Degree Name

Master of Science


Biological Sciences

First Advisor

Dr. Silvia Rossbach

Second Advisor

Todd Barkman, Ph.D.

Third Advisor

Jian Yao, Ph.D.


Pinitol, d-chiro-inositol, nodules, sinorhizobium melitoti, nitrogen fixation

Access Setting

Masters Thesis-Open Access

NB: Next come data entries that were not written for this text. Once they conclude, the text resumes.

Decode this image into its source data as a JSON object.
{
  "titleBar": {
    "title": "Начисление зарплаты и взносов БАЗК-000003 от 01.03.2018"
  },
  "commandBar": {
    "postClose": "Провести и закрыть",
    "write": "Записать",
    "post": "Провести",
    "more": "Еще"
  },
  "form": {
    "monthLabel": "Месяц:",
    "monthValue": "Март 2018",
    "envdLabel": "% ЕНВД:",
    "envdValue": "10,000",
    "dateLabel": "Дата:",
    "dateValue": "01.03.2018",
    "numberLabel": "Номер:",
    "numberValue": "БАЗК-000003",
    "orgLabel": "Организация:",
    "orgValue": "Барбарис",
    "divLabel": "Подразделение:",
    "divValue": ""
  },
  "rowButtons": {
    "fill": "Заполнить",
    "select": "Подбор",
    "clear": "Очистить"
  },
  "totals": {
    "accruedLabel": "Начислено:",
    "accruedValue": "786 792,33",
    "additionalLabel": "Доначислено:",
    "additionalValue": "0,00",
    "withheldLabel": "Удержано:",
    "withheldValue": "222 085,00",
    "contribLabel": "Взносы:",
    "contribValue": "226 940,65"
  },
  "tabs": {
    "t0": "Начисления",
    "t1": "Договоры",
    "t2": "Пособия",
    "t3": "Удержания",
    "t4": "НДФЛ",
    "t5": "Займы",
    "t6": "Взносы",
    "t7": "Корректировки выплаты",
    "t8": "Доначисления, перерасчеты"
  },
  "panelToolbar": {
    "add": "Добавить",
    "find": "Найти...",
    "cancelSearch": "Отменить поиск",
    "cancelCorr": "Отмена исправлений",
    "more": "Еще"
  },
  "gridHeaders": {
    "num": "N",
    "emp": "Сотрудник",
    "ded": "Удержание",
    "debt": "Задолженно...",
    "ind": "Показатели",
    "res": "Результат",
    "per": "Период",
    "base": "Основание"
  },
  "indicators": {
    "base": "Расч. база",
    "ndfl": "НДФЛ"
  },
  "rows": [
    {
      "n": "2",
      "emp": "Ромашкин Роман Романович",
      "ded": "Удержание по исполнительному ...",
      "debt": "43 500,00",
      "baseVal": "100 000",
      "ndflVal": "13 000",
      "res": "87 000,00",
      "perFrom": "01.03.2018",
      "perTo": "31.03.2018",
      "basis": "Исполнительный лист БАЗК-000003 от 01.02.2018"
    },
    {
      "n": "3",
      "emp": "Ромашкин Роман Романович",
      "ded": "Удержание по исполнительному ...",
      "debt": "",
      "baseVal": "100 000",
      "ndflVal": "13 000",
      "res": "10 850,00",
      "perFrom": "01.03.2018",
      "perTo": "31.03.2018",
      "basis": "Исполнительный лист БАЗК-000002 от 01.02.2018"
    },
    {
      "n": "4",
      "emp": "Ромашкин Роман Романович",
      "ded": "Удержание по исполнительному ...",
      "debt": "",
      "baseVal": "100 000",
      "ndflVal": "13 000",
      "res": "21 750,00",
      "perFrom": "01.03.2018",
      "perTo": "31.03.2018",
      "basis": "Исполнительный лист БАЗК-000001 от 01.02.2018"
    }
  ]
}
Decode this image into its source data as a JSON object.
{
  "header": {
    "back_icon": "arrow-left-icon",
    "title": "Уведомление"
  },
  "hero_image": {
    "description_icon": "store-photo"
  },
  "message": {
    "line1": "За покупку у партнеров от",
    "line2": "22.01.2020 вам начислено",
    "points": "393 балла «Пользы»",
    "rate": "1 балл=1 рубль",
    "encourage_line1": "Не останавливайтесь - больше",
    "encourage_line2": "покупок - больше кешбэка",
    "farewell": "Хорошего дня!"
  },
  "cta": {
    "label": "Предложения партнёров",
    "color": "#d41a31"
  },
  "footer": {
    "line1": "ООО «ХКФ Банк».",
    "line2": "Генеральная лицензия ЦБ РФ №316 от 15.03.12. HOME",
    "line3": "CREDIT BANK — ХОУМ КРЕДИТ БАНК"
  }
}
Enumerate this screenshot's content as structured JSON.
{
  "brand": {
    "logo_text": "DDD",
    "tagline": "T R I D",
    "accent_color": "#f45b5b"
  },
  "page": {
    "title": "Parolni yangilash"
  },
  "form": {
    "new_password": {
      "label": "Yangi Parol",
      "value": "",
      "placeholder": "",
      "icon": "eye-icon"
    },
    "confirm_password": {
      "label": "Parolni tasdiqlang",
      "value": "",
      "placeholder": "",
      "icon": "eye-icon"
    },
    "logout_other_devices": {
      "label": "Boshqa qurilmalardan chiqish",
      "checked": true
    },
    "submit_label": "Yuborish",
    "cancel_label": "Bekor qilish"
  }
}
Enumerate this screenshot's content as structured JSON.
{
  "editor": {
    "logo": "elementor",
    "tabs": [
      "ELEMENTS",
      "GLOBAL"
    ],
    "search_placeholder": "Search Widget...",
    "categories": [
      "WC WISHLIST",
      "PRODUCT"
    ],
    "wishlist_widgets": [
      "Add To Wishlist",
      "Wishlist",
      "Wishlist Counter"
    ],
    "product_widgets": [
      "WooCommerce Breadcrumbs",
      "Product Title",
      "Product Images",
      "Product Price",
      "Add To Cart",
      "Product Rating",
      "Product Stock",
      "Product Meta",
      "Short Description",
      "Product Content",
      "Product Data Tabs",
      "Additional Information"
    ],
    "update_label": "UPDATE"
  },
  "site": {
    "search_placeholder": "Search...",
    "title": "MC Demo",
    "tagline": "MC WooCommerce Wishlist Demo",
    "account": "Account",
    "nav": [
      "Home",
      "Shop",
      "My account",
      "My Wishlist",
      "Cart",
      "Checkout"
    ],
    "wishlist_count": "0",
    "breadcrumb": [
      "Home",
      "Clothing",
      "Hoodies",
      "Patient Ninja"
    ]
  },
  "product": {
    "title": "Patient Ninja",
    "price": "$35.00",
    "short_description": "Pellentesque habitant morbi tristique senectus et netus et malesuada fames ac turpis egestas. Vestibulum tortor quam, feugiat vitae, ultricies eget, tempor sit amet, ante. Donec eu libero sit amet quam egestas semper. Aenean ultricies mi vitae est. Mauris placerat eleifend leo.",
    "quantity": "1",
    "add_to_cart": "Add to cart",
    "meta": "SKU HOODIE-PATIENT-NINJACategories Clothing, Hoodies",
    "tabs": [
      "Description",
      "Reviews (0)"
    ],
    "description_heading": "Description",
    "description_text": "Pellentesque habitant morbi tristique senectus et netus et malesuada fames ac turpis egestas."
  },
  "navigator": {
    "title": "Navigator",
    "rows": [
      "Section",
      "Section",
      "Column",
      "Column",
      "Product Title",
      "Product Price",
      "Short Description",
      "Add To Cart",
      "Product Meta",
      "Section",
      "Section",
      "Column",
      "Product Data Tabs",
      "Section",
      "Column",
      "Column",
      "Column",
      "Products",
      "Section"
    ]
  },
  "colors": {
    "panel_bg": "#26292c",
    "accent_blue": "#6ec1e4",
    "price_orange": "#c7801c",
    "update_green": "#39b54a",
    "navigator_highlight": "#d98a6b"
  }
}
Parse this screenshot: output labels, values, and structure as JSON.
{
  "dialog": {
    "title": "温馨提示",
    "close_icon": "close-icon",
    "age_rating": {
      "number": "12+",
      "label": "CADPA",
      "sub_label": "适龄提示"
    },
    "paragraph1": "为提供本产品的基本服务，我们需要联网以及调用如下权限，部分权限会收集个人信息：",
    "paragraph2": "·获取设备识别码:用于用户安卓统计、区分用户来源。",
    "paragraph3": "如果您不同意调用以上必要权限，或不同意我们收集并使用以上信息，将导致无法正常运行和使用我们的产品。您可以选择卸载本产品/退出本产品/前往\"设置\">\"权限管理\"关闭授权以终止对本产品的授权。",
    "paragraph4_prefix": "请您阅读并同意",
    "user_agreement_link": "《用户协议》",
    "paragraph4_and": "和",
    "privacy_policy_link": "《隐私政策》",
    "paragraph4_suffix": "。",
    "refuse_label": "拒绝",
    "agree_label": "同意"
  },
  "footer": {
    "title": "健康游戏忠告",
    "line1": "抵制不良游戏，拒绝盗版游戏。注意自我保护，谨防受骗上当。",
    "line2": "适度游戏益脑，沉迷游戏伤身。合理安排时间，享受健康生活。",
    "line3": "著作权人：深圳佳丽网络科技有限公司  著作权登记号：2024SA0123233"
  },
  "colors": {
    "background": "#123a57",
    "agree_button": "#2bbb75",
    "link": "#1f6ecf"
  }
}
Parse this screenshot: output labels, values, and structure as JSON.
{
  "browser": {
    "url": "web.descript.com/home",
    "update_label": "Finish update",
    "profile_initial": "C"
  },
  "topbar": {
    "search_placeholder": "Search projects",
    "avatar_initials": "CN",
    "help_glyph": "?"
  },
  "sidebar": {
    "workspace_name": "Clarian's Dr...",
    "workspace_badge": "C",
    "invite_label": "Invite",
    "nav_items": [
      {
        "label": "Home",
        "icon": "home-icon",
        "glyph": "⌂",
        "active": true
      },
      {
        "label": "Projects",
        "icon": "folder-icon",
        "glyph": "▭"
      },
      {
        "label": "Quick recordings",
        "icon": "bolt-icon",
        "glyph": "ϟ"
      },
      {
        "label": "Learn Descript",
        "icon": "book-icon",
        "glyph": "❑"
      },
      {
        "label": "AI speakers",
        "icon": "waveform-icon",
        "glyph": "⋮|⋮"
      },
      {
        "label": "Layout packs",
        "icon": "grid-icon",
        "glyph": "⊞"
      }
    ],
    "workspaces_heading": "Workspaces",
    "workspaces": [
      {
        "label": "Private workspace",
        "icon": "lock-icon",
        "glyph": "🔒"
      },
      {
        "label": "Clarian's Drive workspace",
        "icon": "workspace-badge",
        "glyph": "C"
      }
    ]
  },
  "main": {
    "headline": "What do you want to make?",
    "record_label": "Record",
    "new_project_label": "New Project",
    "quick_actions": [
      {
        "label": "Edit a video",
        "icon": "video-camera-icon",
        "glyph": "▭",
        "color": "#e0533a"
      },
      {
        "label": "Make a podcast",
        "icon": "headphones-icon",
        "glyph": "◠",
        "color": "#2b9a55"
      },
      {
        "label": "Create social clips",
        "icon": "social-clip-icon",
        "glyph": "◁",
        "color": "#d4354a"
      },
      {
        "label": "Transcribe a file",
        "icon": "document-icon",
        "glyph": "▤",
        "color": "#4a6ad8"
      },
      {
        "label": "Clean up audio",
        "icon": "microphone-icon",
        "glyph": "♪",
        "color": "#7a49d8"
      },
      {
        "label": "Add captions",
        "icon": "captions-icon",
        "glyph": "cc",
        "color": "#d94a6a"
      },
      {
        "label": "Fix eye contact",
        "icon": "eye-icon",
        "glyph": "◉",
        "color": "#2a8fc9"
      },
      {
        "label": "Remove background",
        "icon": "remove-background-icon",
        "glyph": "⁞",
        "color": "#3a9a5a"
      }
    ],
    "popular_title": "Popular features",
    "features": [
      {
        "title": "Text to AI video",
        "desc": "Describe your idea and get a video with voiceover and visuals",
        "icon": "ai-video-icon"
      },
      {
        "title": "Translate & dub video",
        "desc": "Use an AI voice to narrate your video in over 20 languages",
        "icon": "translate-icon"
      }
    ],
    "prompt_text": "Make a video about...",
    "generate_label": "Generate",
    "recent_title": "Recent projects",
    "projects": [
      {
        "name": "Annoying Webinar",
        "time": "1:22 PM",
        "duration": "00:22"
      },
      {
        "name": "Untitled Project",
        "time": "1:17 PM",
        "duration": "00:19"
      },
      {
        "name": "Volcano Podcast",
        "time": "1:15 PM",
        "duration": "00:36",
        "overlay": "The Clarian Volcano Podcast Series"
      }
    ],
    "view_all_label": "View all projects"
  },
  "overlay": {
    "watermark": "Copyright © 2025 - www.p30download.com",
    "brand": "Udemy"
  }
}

Sinorhizobium meliloti, which is the nitrogen fixing symbiont of Medicago sativa (alfalfa), was used to test the hypothesis that D-chiro-inositol is an intermediate of pinitol catabolism and that pinitol catabolism plays a role in S. melilot s ability to compete for nodule occupancy. An analytical method, involving gas chromatography and mass spectrometry (GCMS), was developed to detect and separate pinitol and D-chiro-inositol. The S. meliloti wild type, and three isogenic mutant strains (idhA, mocD, and mocE) were grown in minimal medium with pinitol and pinitol plus glycerol. The S. meliloti wild type can utilize pinitol as a sole carbon source, whereas the mutant strains cannot. The idhA mutant removed 50% of the detectable pinitol from the medium when grown with pinitol plus glycerol and showed accumulation of Dchiro- inositol. Therefore, it was concluded that D-chiro-inositol is indeed an intermediate of pinitol catabolism. To test the ability of pinitol catabolism mutants to compete with the wild type for nodule occupancy, alfalfa plants were inoculated with a 1:1 ratio of wild type S. meliloti and the idhA, mocD, and mocE mutants. Plants nodules were collected at eight and 16 weeks and the percentage of the nodule inhabitants was determined. Each mutant was found to be outcompeted by the wild type by week 16. Therefore, it was concluded that the ability to catabolize pinitol does indeed play a role in nodule occupancy.